A peg board is very useful to store screwdrivers, scissors, glue guns, saws, and masking tape. A shelf or small cabinet may be good for storage of plastic rolls for the printer, paper, glue sticks. You can put sonic tubes for long slender items to keep them neat.
Keep in mind that your child is not likely to maintain detailed storage of items such as pencils, pens, erasers and paintbrushes in separate spaces. They are likely to get jumbled together.
Yet, having some sort of order will make it easier to find and use materials. Having a sonic tube for pencils and brushes together, a drawer or bin for all recycled materials, another for all the Lego, and another for all the Little Bits will be conducive to some order and ease of use.
Little Bits are really cool additions for your Home Maker Space.

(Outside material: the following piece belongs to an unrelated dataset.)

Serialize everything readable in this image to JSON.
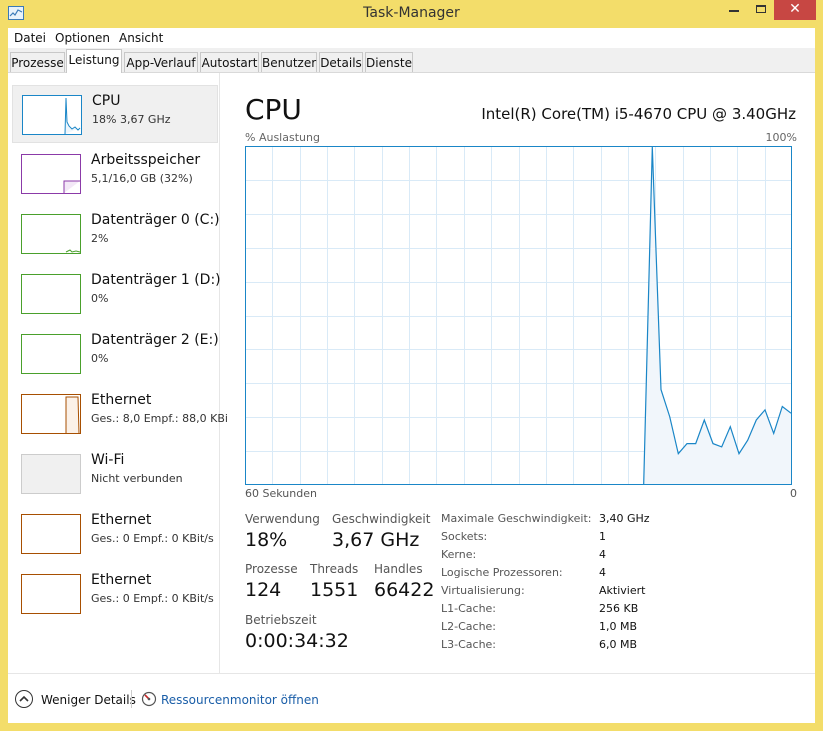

You can plug them into one another, and add other materials to them. There is both instant feedback and gratification as well as almost infinite possibilities with them as you and your children explore robotics. Check them out on Amazon.
There are some readily available sources of inspiration both in books and online. You can buy how to craft books and magazines, or check them out of your local library.
Google Images is a good way to search online, rather than with words, as the images will help you find what you want to make. Pinterest searches by some keyword, such as collage or cork art, can help find a project idea.
Your kid(s) is worth the time and investment to make a home Maker Space. I recommend you get going! Let me know what you come up with. You may inspire some other people. I am crazy about the ideas of Little Bits and 3D Printers and what they can inspire your kids to make and invent.